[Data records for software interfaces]
▶

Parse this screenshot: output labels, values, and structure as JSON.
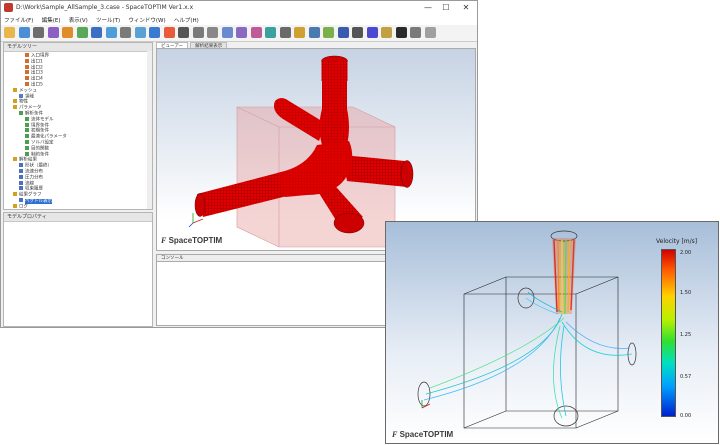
{
  "window": {
    "title": "D:\\Work\\Sample_AllSample_3.case - SpaceTOPTIM Ver1.x.x",
    "minimize": "—",
    "maximize": "☐",
    "close": "✕"
  },
  "menu": [
    "ファイル(F)",
    "編集(E)",
    "表示(V)",
    "ツール(T)",
    "ウィンドウ(W)",
    "ヘルプ(H)"
  ],
  "toolbar_colors": [
    "#e8b64a",
    "#4a8fd6",
    "#6d6d6d",
    "#8c5fc2",
    "#e08a2a",
    "#58a85a",
    "#3b6fc4",
    "#4f9dd8",
    "#7a7a7a",
    "#5aa0d0",
    "#3a7ad0",
    "#e85a3a",
    "#555555",
    "#7a7a7a",
    "#888888",
    "#6a8ad0",
    "#8a6ac0",
    "#c05a9a",
    "#3aa0a0",
    "#6a6a6a",
    "#d0a030",
    "#4a7ab0",
    "#7ab04a",
    "#3a5ab0",
    "#555555",
    "#4a4ad0",
    "#c0a040",
    "#2a2a2a",
    "#7a7a7a",
    "#a0a0a0"
  ],
  "left_panel": {
    "header": "モデルツリー",
    "tree": [
      {
        "label": "入口境界",
        "indent": 3,
        "color": "#d07030"
      },
      {
        "label": "出口1",
        "indent": 3,
        "color": "#d07030"
      },
      {
        "label": "出口2",
        "indent": 3,
        "color": "#d07030"
      },
      {
        "label": "出口3",
        "indent": 3,
        "color": "#d07030"
      },
      {
        "label": "出口4",
        "indent": 3,
        "color": "#d07030"
      },
      {
        "label": "出口5",
        "indent": 3,
        "color": "#d07030"
      },
      {
        "label": "メッシュ",
        "indent": 1,
        "color": "#d0a020"
      },
      {
        "label": "領域",
        "indent": 2,
        "color": "#5080c0"
      },
      {
        "label": "物性",
        "indent": 1,
        "color": "#d0a020"
      },
      {
        "label": "パラメータ",
        "indent": 1,
        "color": "#d0a020"
      },
      {
        "label": "解析条件",
        "indent": 2,
        "color": "#4aa050"
      },
      {
        "label": "流体モデル",
        "indent": 3,
        "color": "#4aa050"
      },
      {
        "label": "境界条件",
        "indent": 3,
        "color": "#4aa050"
      },
      {
        "label": "初期条件",
        "indent": 3,
        "color": "#4aa050"
      },
      {
        "label": "最適化パラメータ",
        "indent": 3,
        "color": "#4aa050"
      },
      {
        "label": "ソルバ設定",
        "indent": 3,
        "color": "#4aa050"
      },
      {
        "label": "目的関数",
        "indent": 3,
        "color": "#4aa050"
      },
      {
        "label": "制約条件",
        "indent": 3,
        "color": "#4aa050"
      },
      {
        "label": "解析結果",
        "indent": 1,
        "color": "#d0a020"
      },
      {
        "label": "形状（最終）",
        "indent": 2,
        "color": "#4a70c0"
      },
      {
        "label": "流速分布",
        "indent": 2,
        "color": "#4a70c0"
      },
      {
        "label": "圧力分布",
        "indent": 2,
        "color": "#4a70c0"
      },
      {
        "label": "流線",
        "indent": 2,
        "color": "#4a70c0"
      },
      {
        "label": "収束履歴",
        "indent": 2,
        "color": "#4a70c0"
      },
      {
        "label": "結果グラフ",
        "indent": 1,
        "color": "#d0a020"
      },
      {
        "label": "ベクトル表示",
        "indent": 2,
        "color": "#4a70c0",
        "selected": true
      },
      {
        "label": "ログ",
        "indent": 1,
        "color": "#d0a020"
      }
    ]
  },
  "left_bottom_header": "モデルプロパティ",
  "tabs": [
    "ビューアー",
    "解析結果表示"
  ],
  "console_header": "コンソール",
  "brand_main": "SpaceTOPTIM",
  "brand_popup": "SpaceTOPTIM",
  "legend": {
    "title": "Velocity    [m/s]",
    "ticks": [
      "2.00",
      "1.50",
      "1.25",
      "0.57",
      "0.00"
    ]
  }
}
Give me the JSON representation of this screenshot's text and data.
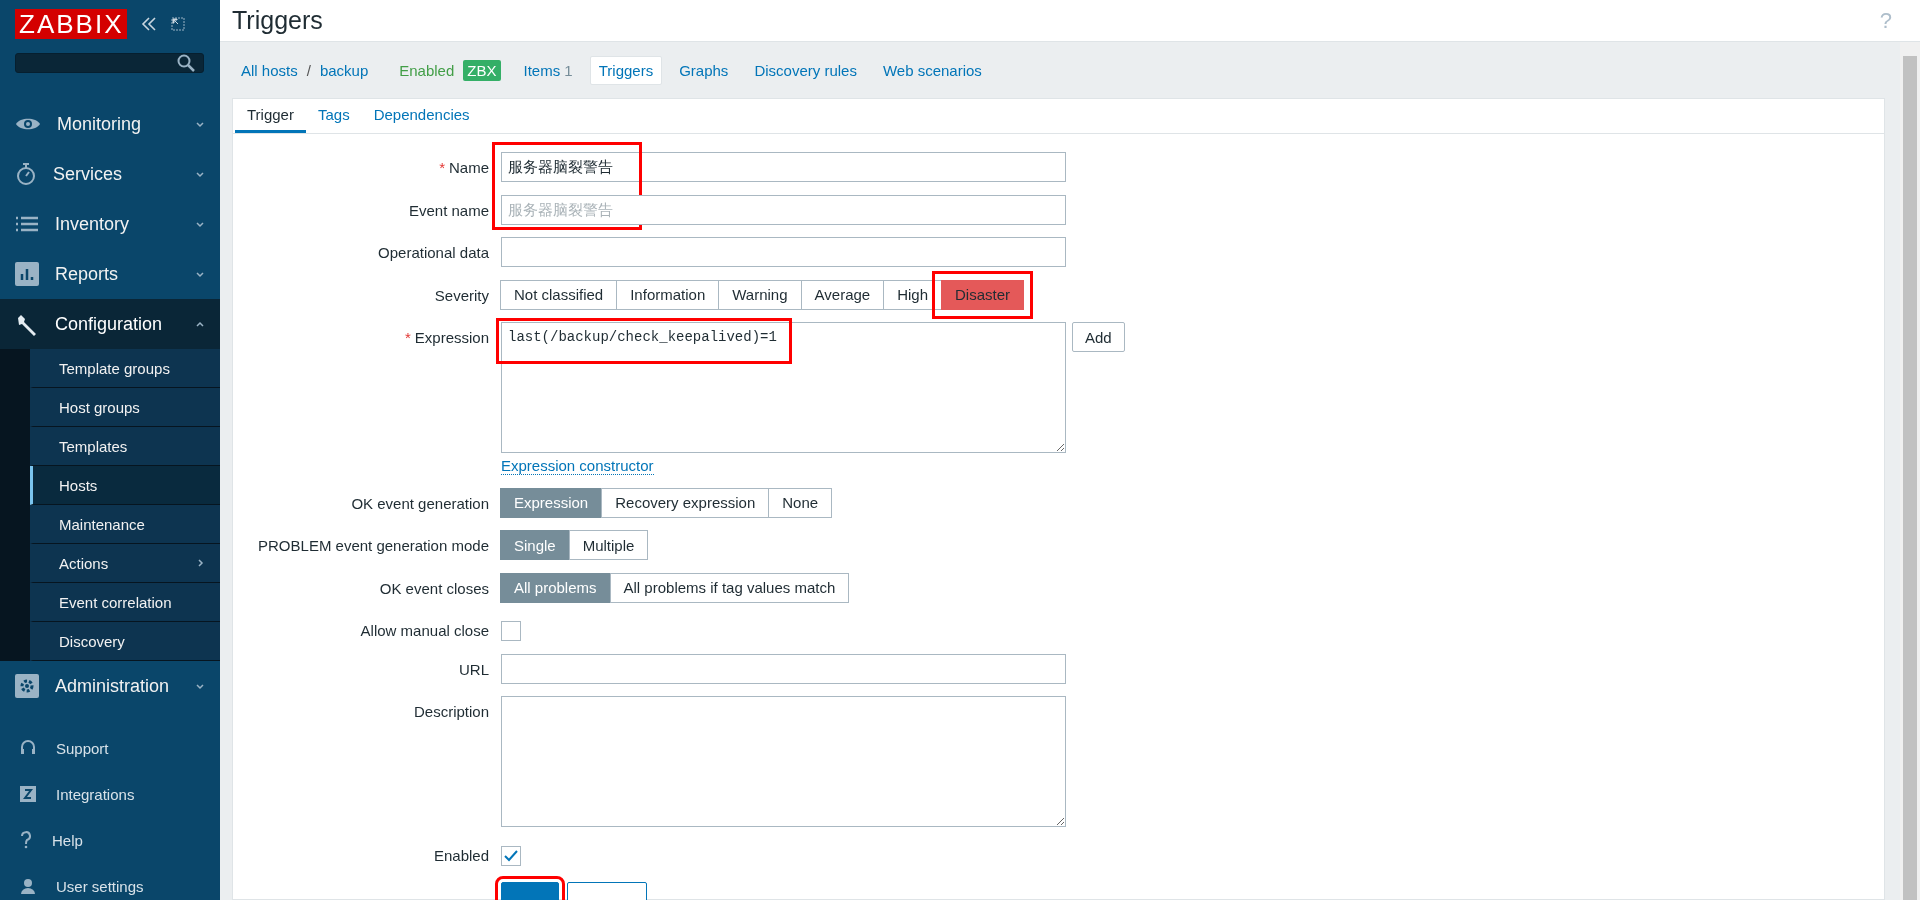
{
  "sidebar": {
    "logo": "ZABBIX",
    "menu": [
      {
        "label": "Monitoring",
        "expanded": false
      },
      {
        "label": "Services",
        "expanded": false
      },
      {
        "label": "Inventory",
        "expanded": false
      },
      {
        "label": "Reports",
        "expanded": false
      },
      {
        "label": "Configuration",
        "expanded": true,
        "children": [
          {
            "label": "Template groups",
            "selected": false,
            "submenu": false
          },
          {
            "label": "Host groups",
            "selected": false,
            "submenu": false
          },
          {
            "label": "Templates",
            "selected": false,
            "submenu": false
          },
          {
            "label": "Hosts",
            "selected": true,
            "submenu": false
          },
          {
            "label": "Maintenance",
            "selected": false,
            "submenu": false
          },
          {
            "label": "Actions",
            "selected": false,
            "submenu": true
          },
          {
            "label": "Event correlation",
            "selected": false,
            "submenu": false
          },
          {
            "label": "Discovery",
            "selected": false,
            "submenu": false
          }
        ]
      },
      {
        "label": "Administration",
        "expanded": false
      }
    ],
    "footer": [
      {
        "label": "Support"
      },
      {
        "label": "Integrations"
      },
      {
        "label": "Help"
      },
      {
        "label": "User settings"
      }
    ]
  },
  "header": {
    "title": "Triggers",
    "help": "?"
  },
  "host_nav": {
    "breadcrumbs": [
      "All hosts",
      "backup"
    ],
    "separator": "/",
    "status": "Enabled",
    "badge": "ZBX",
    "tabs": [
      {
        "label": "Items",
        "count": "1",
        "selected": false
      },
      {
        "label": "Triggers",
        "selected": true
      },
      {
        "label": "Graphs",
        "selected": false
      },
      {
        "label": "Discovery rules",
        "selected": false
      },
      {
        "label": "Web scenarios",
        "selected": false
      }
    ]
  },
  "form_tabs": [
    {
      "label": "Trigger",
      "selected": true
    },
    {
      "label": "Tags",
      "selected": false
    },
    {
      "label": "Dependencies",
      "selected": false
    }
  ],
  "form": [
    {
      "kind": "text",
      "label": "Name",
      "required_mark": "*",
      "value": "服务器脑裂警告",
      "highlighted": true
    },
    {
      "kind": "text",
      "label": "Event name",
      "placeholder": "服务器脑裂警告"
    },
    {
      "kind": "text",
      "label": "Operational data"
    },
    {
      "kind": "severity",
      "label": "Severity",
      "options": [
        {
          "label": "Not classified",
          "selected": false
        },
        {
          "label": "Information",
          "selected": false
        },
        {
          "label": "Warning",
          "selected": false
        },
        {
          "label": "Average",
          "selected": false
        },
        {
          "label": "High",
          "selected": false
        },
        {
          "label": "Disaster",
          "selected": true
        }
      ],
      "highlighted": true
    },
    {
      "kind": "expression",
      "label": "Expression",
      "required_mark": "*",
      "value": "last(/backup/check_keepalived)=1",
      "button": "Add",
      "link": "Expression constructor",
      "highlighted": true
    },
    {
      "kind": "segmented",
      "label": "OK event generation",
      "options": [
        {
          "label": "Expression",
          "selected": true
        },
        {
          "label": "Recovery expression",
          "selected": false
        },
        {
          "label": "None",
          "selected": false
        }
      ]
    },
    {
      "kind": "segmented",
      "label": "PROBLEM event generation mode",
      "options": [
        {
          "label": "Single",
          "selected": true
        },
        {
          "label": "Multiple",
          "selected": false
        }
      ]
    },
    {
      "kind": "segmented",
      "label": "OK event closes",
      "options": [
        {
          "label": "All problems",
          "selected": true
        },
        {
          "label": "All problems if tag values match",
          "selected": false
        }
      ]
    },
    {
      "kind": "checkbox",
      "label": "Allow manual close",
      "checked": false
    },
    {
      "kind": "text",
      "label": "URL"
    },
    {
      "kind": "textarea",
      "label": "Description"
    },
    {
      "kind": "checkbox",
      "label": "Enabled",
      "checked": true
    }
  ],
  "form_buttons": [
    {
      "kind": "primary",
      "highlighted": true
    },
    {
      "kind": "secondary"
    }
  ]
}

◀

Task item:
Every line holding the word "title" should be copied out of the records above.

Solved problem:
    "title": "D:\\Work\\Sample_AllSample_3.case - SpaceTOPTIM Ver1.x.x",
    "title": "Velocity    [m/s]",
    "title": "Triggers",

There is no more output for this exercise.